* _WORK TO BE COMPLETED_
Look through the data below for the string "zoom", and copy every line where it turns up.

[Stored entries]
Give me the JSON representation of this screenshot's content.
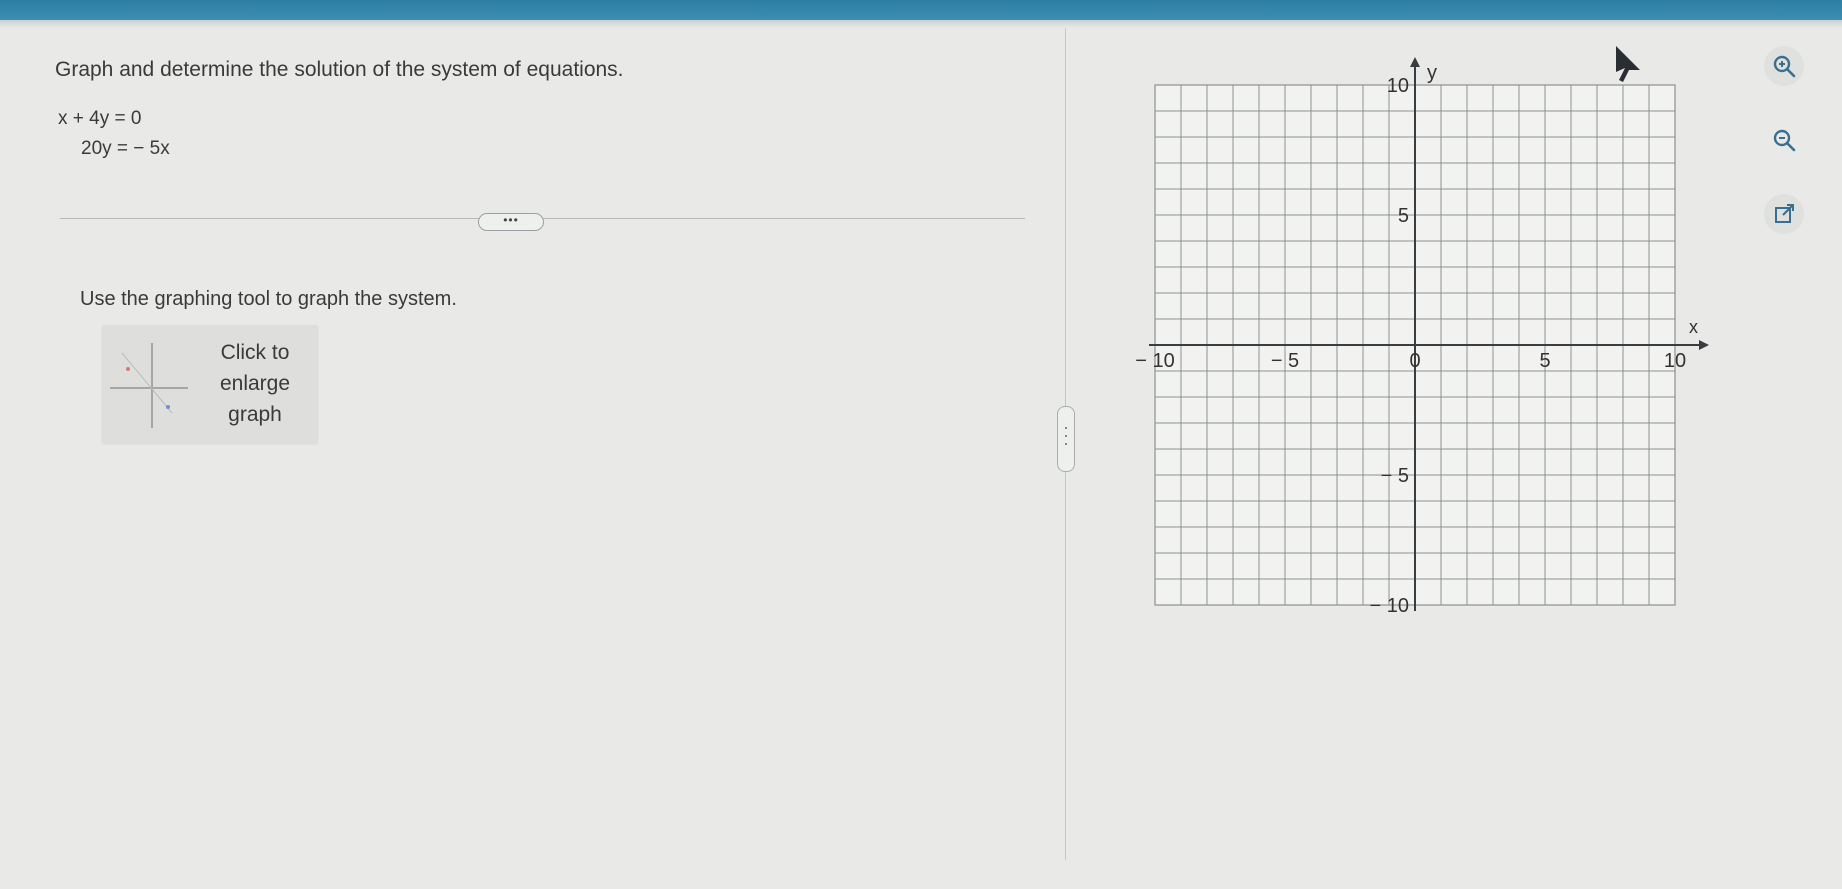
{
  "question": {
    "prompt": "Graph and determine the solution of the system of equations.",
    "equation_1": "x + 4y = 0",
    "equation_2": "20y = − 5x",
    "more_label": "•••",
    "instruction": "Use the graphing tool to graph the system."
  },
  "enlarge_graph": {
    "line1": "Click to",
    "line2": "enlarge",
    "line3": "graph"
  },
  "graph": {
    "x_axis_label": "x",
    "y_axis_label": "y",
    "x_min": -10,
    "x_max": 10,
    "y_min": -10,
    "y_max": 10,
    "grid_step": 1,
    "x_ticks": [
      {
        "value": -10,
        "label": "− 10"
      },
      {
        "value": -5,
        "label": "− 5"
      },
      {
        "value": 0,
        "label": "0"
      },
      {
        "value": 5,
        "label": "5"
      },
      {
        "value": 10,
        "label": "10"
      }
    ],
    "y_ticks": [
      {
        "value": 10,
        "label": "10"
      },
      {
        "value": 5,
        "label": "5"
      },
      {
        "value": -5,
        "label": "− 5"
      },
      {
        "value": -10,
        "label": "− 10"
      }
    ]
  },
  "tools": {
    "zoom_in_icon": "zoom-in-icon",
    "zoom_out_icon": "zoom-out-icon",
    "popout_icon": "popout-icon"
  },
  "colors": {
    "header": "#2f7fa4",
    "grid": "#8c9092",
    "axis": "#3a3d40",
    "accent_icon": "#3a6f8f"
  }
}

* _SOLVED PROBLEM_
    "zoom_in_icon": "zoom-in-icon",
    "zoom_out_icon": "zoom-out-icon",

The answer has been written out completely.